There were some very interesting tidbits in this book, but I found them difficult to get to. The writing was a bit heavy, and I didn't find it engaging. I also felt it didn't quite deliver all that was promised (deeper insight into exactly how our minds are tricked and how that applies to a number of every-day occurrences like education and advertising - these were very lightly mentioned once or twice, but barely). I think I wish there had been less description of the magic tricks and magicians ...more
« previous 1 3 4 5 next »
There are no discussion topics on this book yet. Be the first to start one »

Readers also enjoyed

  • The Compass of Pleasure: How Our Brains Make Fatty Foods, Orgasm, Exercise, Marijuana, Generosity, Vodka, Learning, and Gambling Feel So Good
  • Why We Make Mistakes: How We Look Without Seeing, Forget Things in Seconds, and Are All Pretty Sure We Are Way Above Average
  • Numbers Rule Your World: The Hidden Influence of Probabilities and Statistics on Everything You Do
  • What Makes Your Brain Happy and Why You Should Do the Opposite
  • Who's in Charge? Free Will and the Science of the Brain
  • Mindfulness
  • The Invisible Gorilla: And Other Ways Our Intuitions Deceive Us
  • Brain Bugs: How the Brain's Flaws Shape Our Lives
  • Priceless: The Myth of Fair Value (and How to Take Advantage of It)
  • The Science of Fear: Why We Fear the Things We Shouldn't--and Put Ourselves in Greater Danger
  • Synaptic Self: How Our Brains Become Who We Are
  • Mistakes Were Made (But Not by Me): Why We Justify Foolish Beliefs, Bad Decisions, and Hurtful Acts
  • Tricks of the Mind
  • Strangers to Ourselves: Discovering the Adaptive Unconscious
  • The Mind and the Brain: Neuroplasticity and the Power of Mental Force
  • Human: The Science Behind What Makes Us Unique
  • Incognito: The Secret Lives of the Brain
  • Sway: The Irresistible Pull of Irrational Behavior
See similar books…
“Chronic multitaskers “are suckers for irrelevancy,” says Stanford communications professor Clifford Nass. “Everything distracts them.” They can’t ignore things, can’t remember as well, and have weaker self-control.” 2 likes
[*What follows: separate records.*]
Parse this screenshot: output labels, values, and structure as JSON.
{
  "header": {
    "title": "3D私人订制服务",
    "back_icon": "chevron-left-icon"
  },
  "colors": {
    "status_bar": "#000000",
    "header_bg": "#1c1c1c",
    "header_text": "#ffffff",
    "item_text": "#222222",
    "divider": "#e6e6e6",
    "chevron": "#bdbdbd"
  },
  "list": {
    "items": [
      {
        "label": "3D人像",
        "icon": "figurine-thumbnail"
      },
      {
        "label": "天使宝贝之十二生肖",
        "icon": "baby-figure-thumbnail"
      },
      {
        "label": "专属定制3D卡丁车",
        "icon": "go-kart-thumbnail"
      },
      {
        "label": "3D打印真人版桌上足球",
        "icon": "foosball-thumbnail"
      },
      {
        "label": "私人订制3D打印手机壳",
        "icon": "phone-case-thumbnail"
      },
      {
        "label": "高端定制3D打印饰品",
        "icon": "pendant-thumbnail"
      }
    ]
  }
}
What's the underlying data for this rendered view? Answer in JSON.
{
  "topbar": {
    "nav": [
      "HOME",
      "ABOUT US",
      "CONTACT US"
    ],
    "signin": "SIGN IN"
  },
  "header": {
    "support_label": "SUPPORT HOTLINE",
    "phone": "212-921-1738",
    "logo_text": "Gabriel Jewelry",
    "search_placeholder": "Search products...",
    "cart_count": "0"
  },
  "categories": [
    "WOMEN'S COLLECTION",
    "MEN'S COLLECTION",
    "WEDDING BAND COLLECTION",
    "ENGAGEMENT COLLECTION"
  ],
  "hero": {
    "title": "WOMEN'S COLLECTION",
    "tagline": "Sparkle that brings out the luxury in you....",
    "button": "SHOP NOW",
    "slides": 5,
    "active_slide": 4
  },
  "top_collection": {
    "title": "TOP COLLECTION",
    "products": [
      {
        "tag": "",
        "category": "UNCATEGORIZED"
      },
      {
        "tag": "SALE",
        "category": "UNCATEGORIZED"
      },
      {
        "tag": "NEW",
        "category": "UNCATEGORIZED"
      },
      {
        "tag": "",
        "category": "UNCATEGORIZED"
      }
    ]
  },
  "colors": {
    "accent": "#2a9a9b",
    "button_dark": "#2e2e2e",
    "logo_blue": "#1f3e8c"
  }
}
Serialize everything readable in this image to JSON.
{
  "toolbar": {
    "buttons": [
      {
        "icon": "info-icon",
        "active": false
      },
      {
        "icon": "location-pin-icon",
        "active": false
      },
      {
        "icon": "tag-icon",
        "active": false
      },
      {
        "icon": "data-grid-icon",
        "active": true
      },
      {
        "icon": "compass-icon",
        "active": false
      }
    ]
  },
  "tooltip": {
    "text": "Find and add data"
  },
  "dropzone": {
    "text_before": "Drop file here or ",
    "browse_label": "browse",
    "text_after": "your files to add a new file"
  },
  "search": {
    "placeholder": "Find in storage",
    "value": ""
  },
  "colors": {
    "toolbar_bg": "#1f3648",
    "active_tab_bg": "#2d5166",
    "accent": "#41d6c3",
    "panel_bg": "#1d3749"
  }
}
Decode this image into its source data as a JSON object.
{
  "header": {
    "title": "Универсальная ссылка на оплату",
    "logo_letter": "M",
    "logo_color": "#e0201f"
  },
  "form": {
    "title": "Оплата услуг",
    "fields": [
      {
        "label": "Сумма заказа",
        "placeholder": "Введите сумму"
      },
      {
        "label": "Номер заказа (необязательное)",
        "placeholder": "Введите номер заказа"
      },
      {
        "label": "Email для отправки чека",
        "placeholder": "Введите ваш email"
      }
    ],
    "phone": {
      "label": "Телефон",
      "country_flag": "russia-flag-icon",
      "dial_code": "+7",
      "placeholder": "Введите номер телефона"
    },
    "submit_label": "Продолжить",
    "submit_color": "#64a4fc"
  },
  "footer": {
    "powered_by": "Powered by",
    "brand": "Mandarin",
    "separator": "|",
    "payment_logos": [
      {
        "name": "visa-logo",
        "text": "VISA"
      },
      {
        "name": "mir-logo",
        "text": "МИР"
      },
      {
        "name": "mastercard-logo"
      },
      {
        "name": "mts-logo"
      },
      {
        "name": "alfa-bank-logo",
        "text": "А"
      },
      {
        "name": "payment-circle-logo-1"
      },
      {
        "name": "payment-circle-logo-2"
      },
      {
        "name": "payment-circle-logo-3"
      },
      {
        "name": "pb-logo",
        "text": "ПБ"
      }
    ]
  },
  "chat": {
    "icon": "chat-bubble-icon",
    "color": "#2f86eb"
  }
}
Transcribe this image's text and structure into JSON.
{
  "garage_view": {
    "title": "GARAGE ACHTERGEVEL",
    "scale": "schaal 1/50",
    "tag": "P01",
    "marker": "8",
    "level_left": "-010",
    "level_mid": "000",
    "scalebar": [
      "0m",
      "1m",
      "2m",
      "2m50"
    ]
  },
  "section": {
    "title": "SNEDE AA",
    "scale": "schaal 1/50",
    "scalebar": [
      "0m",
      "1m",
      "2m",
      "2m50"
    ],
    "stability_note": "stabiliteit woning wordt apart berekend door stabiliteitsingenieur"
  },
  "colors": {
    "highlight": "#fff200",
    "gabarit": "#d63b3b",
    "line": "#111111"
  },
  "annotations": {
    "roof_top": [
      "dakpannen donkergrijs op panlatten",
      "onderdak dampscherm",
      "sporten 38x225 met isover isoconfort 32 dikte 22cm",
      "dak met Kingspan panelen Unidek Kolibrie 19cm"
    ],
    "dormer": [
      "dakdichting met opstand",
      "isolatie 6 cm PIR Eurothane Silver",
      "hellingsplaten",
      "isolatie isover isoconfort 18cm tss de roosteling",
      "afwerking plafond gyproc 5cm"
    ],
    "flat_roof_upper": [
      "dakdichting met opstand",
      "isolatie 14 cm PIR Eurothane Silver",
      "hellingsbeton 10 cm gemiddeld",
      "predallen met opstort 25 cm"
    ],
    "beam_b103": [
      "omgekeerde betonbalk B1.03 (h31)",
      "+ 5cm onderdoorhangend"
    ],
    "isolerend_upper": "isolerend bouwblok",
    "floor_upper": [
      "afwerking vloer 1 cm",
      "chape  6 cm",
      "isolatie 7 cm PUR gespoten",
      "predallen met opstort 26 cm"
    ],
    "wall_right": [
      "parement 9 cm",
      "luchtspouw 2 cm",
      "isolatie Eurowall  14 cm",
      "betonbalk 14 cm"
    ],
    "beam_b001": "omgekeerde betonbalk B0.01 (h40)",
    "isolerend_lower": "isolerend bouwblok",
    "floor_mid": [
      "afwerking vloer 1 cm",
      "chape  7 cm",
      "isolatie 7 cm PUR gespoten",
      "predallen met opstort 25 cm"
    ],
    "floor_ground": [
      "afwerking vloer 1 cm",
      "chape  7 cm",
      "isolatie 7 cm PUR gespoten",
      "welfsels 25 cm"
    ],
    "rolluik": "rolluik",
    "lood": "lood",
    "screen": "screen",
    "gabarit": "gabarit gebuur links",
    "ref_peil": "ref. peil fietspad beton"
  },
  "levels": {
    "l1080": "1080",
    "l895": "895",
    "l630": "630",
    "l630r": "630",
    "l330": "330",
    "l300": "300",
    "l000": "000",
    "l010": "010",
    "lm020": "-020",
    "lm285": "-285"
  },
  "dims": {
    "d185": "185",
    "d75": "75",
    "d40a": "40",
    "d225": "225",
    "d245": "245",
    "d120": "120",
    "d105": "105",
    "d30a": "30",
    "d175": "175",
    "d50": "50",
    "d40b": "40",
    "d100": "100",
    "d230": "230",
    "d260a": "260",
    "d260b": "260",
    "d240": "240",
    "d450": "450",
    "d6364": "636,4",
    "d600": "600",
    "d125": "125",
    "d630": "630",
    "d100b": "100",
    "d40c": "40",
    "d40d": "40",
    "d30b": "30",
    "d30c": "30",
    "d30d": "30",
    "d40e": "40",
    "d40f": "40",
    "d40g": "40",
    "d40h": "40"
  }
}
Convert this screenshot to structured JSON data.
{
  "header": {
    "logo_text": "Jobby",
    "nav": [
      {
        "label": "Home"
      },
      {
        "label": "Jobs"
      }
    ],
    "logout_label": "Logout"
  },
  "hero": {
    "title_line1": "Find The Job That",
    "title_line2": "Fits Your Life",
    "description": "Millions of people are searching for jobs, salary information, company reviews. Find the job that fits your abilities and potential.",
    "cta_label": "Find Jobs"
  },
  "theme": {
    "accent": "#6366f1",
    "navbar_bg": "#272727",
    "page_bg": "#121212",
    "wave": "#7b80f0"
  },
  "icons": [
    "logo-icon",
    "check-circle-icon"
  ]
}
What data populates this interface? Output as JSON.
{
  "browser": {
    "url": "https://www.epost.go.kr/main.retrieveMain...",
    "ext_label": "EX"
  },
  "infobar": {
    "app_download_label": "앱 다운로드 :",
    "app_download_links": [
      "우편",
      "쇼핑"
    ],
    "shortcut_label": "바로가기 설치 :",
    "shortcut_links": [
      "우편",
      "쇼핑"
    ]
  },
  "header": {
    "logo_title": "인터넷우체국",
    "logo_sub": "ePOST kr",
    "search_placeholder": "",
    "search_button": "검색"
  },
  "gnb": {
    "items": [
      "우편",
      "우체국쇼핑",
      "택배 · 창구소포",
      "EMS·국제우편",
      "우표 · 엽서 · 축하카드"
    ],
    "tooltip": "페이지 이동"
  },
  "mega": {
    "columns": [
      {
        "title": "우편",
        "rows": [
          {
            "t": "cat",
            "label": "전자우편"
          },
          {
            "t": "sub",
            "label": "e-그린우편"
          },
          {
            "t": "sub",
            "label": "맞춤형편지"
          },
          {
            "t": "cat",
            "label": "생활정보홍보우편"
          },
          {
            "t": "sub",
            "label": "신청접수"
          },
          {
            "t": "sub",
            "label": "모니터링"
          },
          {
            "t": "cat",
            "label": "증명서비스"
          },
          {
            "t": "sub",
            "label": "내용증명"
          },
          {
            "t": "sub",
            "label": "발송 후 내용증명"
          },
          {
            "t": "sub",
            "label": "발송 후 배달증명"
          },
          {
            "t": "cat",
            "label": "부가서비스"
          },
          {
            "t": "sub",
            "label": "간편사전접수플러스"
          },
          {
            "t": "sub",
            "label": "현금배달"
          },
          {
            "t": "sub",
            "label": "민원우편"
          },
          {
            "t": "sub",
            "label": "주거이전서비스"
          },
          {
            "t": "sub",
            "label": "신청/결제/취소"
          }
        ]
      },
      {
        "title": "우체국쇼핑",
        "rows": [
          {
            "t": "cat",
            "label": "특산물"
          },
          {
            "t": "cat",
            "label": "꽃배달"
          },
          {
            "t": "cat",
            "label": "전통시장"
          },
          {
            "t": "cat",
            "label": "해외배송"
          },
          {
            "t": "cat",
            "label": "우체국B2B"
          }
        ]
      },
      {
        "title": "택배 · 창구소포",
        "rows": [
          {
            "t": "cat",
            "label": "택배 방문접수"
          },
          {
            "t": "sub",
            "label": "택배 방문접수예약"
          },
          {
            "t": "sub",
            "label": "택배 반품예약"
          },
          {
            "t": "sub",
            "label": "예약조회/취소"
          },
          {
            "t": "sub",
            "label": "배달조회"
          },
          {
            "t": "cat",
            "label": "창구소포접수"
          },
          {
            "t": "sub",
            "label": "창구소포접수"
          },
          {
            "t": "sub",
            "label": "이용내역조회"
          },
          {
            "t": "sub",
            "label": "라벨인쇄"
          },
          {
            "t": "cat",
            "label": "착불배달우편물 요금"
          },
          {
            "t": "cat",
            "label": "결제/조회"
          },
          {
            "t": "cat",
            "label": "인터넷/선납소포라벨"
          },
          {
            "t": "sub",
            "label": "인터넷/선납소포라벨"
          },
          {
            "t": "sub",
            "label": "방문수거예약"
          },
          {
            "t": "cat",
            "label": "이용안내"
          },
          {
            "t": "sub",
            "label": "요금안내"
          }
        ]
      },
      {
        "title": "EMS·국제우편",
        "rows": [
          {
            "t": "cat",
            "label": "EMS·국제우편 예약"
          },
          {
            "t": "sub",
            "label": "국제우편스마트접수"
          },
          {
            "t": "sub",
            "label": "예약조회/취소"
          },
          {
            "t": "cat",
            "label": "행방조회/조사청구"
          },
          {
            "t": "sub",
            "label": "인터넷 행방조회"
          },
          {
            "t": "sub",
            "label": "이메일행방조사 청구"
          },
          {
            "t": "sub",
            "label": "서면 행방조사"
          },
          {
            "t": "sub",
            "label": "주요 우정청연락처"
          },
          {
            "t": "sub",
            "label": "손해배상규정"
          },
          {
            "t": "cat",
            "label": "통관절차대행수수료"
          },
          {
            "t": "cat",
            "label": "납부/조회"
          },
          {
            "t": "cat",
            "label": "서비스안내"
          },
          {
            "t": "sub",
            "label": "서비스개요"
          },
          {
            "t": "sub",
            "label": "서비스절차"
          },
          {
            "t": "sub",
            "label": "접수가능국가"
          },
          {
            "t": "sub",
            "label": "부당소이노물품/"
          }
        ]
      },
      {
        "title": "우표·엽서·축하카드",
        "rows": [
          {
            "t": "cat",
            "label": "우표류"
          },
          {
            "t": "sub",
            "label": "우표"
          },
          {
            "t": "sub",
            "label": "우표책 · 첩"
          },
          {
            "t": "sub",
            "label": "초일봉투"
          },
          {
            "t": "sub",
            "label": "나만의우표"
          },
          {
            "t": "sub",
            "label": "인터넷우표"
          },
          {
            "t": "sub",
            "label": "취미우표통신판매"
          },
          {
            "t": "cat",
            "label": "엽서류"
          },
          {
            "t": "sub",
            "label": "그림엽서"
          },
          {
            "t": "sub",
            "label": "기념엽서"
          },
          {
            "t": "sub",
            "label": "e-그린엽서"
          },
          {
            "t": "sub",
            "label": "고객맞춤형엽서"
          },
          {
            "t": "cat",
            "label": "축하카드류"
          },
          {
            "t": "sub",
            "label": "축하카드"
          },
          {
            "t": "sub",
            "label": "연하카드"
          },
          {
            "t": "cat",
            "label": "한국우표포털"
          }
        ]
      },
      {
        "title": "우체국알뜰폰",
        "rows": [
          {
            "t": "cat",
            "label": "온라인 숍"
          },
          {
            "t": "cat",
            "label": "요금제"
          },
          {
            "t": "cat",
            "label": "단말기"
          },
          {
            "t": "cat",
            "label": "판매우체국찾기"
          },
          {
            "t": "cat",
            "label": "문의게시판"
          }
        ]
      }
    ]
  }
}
“Do not spoil what you have by desiring what you have not; but remember that what you now have was once among the things you only hoped for.” 1 likes
More quotes…